**TASK DETAILS**
Please restate the records that follow exactly, skipping their images.

Data records for software interfaces
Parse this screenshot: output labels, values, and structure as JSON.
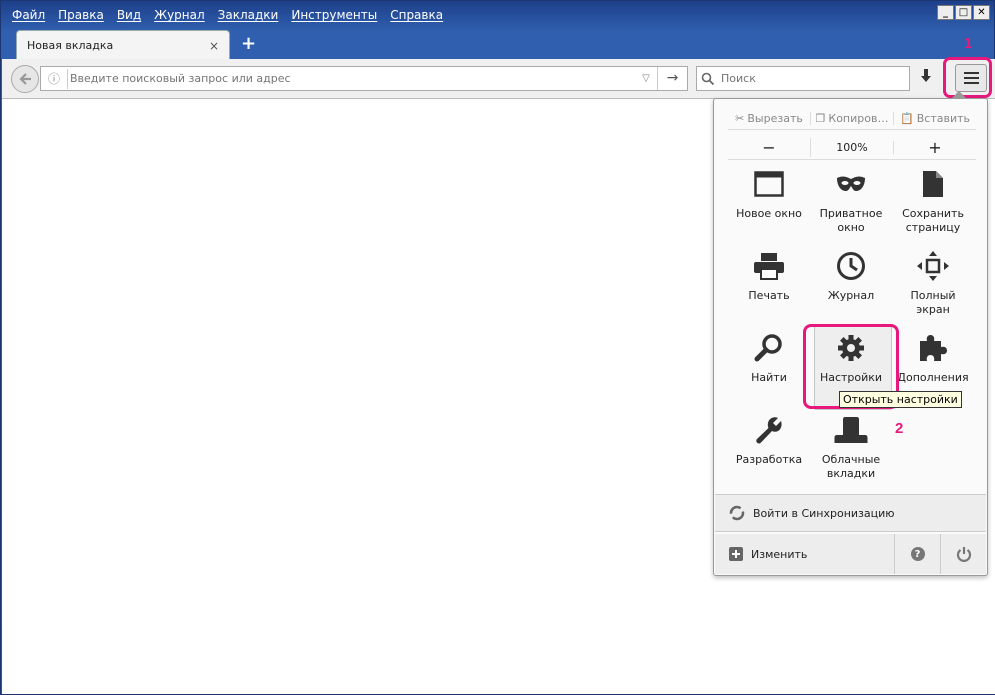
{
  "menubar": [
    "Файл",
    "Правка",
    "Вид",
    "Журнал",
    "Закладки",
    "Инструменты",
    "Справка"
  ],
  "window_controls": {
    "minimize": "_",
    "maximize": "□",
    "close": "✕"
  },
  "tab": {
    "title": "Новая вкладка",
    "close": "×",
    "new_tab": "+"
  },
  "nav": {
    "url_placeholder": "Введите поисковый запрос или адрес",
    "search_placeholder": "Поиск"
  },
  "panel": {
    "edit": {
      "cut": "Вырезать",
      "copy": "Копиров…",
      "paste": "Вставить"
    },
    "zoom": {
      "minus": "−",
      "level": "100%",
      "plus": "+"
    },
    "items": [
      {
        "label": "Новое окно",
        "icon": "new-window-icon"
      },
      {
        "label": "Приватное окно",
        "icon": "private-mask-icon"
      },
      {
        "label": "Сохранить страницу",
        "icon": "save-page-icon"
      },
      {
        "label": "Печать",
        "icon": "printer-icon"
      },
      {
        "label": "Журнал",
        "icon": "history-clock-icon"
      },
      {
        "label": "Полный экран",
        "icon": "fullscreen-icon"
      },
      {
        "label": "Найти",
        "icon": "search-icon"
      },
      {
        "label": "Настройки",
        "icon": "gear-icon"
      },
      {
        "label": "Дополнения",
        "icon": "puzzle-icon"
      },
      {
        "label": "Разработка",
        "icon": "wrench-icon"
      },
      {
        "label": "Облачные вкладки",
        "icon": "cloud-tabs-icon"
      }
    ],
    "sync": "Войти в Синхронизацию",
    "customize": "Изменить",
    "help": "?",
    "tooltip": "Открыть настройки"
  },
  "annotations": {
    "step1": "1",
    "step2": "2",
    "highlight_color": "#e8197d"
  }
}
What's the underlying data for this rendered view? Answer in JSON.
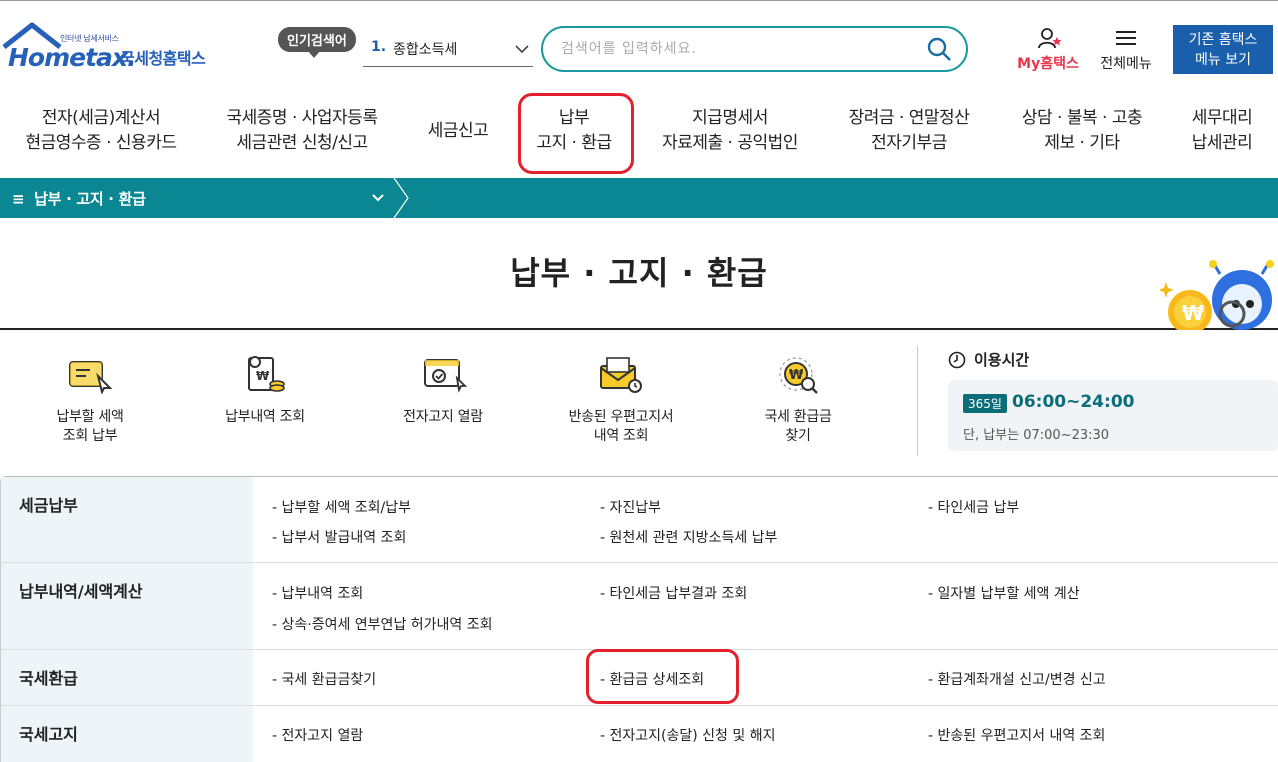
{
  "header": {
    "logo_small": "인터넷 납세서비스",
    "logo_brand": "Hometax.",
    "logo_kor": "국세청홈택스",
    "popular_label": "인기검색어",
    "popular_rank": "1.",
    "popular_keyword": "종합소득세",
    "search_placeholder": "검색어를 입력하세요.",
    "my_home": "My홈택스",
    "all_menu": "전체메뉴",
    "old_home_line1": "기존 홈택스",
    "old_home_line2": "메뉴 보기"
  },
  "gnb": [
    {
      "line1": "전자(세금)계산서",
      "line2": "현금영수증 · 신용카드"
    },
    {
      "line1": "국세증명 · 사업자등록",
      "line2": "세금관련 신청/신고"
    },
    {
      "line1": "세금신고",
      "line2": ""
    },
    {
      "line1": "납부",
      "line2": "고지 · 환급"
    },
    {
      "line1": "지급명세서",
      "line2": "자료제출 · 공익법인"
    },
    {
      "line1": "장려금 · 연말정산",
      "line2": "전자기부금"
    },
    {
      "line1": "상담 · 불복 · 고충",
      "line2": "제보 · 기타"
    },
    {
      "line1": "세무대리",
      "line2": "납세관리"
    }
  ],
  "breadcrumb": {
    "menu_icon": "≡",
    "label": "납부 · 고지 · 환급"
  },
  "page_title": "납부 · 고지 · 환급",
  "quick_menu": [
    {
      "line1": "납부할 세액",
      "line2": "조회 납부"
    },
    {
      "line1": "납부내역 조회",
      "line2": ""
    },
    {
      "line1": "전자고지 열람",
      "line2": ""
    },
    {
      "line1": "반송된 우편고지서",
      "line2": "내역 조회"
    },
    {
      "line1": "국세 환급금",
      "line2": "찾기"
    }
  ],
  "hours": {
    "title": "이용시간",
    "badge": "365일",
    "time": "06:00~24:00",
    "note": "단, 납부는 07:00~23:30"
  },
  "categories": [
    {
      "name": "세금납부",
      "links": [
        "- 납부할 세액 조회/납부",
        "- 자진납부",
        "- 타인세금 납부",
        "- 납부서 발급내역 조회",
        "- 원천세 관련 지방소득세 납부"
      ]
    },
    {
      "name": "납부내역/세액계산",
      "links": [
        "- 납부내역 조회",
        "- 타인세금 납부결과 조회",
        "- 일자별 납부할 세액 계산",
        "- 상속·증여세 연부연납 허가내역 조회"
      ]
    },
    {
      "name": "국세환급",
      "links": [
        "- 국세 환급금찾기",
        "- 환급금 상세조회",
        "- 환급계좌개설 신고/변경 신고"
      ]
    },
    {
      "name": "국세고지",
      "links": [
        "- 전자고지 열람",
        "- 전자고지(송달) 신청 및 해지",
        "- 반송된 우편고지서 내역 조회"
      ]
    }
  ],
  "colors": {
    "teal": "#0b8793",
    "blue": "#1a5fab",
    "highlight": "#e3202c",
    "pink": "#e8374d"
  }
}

**RESPONSE TO THIS TASK**
Parse this screenshot: output labels, values, and structure as JSON.
{
  "menubar": [
    "Файл",
    "Правка",
    "Вид",
    "Журнал",
    "Закладки",
    "Инструменты",
    "Справка"
  ],
  "window_controls": {
    "minimize": "_",
    "maximize": "□",
    "close": "✕"
  },
  "tab": {
    "title": "Новая вкладка",
    "close": "×",
    "new_tab": "+"
  },
  "nav": {
    "url_placeholder": "Введите поисковый запрос или адрес",
    "search_placeholder": "Поиск"
  },
  "panel": {
    "edit": {
      "cut": "Вырезать",
      "copy": "Копиров…",
      "paste": "Вставить"
    },
    "zoom": {
      "minus": "−",
      "level": "100%",
      "plus": "+"
    },
    "items": [
      {
        "label": "Новое окно",
        "icon": "new-window-icon"
      },
      {
        "label": "Приватное окно",
        "icon": "private-mask-icon"
      },
      {
        "label": "Сохранить страницу",
        "icon": "save-page-icon"
      },
      {
        "label": "Печать",
        "icon": "printer-icon"
      },
      {
        "label": "Журнал",
        "icon": "history-clock-icon"
      },
      {
        "label": "Полный экран",
        "icon": "fullscreen-icon"
      },
      {
        "label": "Найти",
        "icon": "search-icon"
      },
      {
        "label": "Настройки",
        "icon": "gear-icon"
      },
      {
        "label": "Дополнения",
        "icon": "puzzle-icon"
      },
      {
        "label": "Разработка",
        "icon": "wrench-icon"
      },
      {
        "label": "Облачные вкладки",
        "icon": "cloud-tabs-icon"
      }
    ],
    "sync": "Войти в Синхронизацию",
    "customize": "Изменить",
    "help": "?",
    "tooltip": "Открыть настройки"
  },
  "annotations": {
    "step1": "1",
    "step2": "2",
    "highlight_color": "#e8197d"
  }
}
What's the underlying data for this rendered view? Answer in JSON.
{
  "header": {
    "logo_small": "인터넷 납세서비스",
    "logo_brand": "Hometax.",
    "logo_kor": "국세청홈택스",
    "popular_label": "인기검색어",
    "popular_rank": "1.",
    "popular_keyword": "종합소득세",
    "search_placeholder": "검색어를 입력하세요.",
    "my_home": "My홈택스",
    "all_menu": "전체메뉴",
    "old_home_line1": "기존 홈택스",
    "old_home_line2": "메뉴 보기"
  },
  "gnb": [
    {
      "line1": "전자(세금)계산서",
      "line2": "현금영수증 · 신용카드"
    },
    {
      "line1": "국세증명 · 사업자등록",
      "line2": "세금관련 신청/신고"
    },
    {
      "line1": "세금신고",
      "line2": ""
    },
    {
      "line1": "납부",
      "line2": "고지 · 환급"
    },
    {
      "line1": "지급명세서",
      "line2": "자료제출 · 공익법인"
    },
    {
      "line1": "장려금 · 연말정산",
      "line2": "전자기부금"
    },
    {
      "line1": "상담 · 불복 · 고충",
      "line2": "제보 · 기타"
    },
    {
      "line1": "세무대리",
      "line2": "납세관리"
    }
  ],
  "breadcrumb": {
    "menu_icon": "≡",
    "label": "납부 · 고지 · 환급"
  },
  "page_title": "납부 · 고지 · 환급",
  "quick_menu": [
    {
      "line1": "납부할 세액",
      "line2": "조회 납부"
    },
    {
      "line1": "납부내역 조회",
      "line2": ""
    },
    {
      "line1": "전자고지 열람",
      "line2": ""
    },
    {
      "line1": "반송된 우편고지서",
      "line2": "내역 조회"
    },
    {
      "line1": "국세 환급금",
      "line2": "찾기"
    }
  ],
  "hours": {
    "title": "이용시간",
    "badge": "365일",
    "time": "06:00~24:00",
    "note": "단, 납부는 07:00~23:30"
  },
  "categories": [
    {
      "name": "세금납부",
      "links": [
        "- 납부할 세액 조회/납부",
        "- 자진납부",
        "- 타인세금 납부",
        "- 납부서 발급내역 조회",
        "- 원천세 관련 지방소득세 납부"
      ]
    },
    {
      "name": "납부내역/세액계산",
      "links": [
        "- 납부내역 조회",
        "- 타인세금 납부결과 조회",
        "- 일자별 납부할 세액 계산",
        "- 상속·증여세 연부연납 허가내역 조회"
      ]
    },
    {
      "name": "국세환급",
      "links": [
        "- 국세 환급금찾기",
        "- 환급금 상세조회",
        "- 환급계좌개설 신고/변경 신고"
      ]
    },
    {
      "name": "국세고지",
      "links": [
        "- 전자고지 열람",
        "- 전자고지(송달) 신청 및 해지",
        "- 반송된 우편고지서 내역 조회"
      ]
    }
  ],
  "colors": {
    "teal": "#0b8793",
    "blue": "#1a5fab",
    "highlight": "#e3202c",
    "pink": "#e8374d"
  }
}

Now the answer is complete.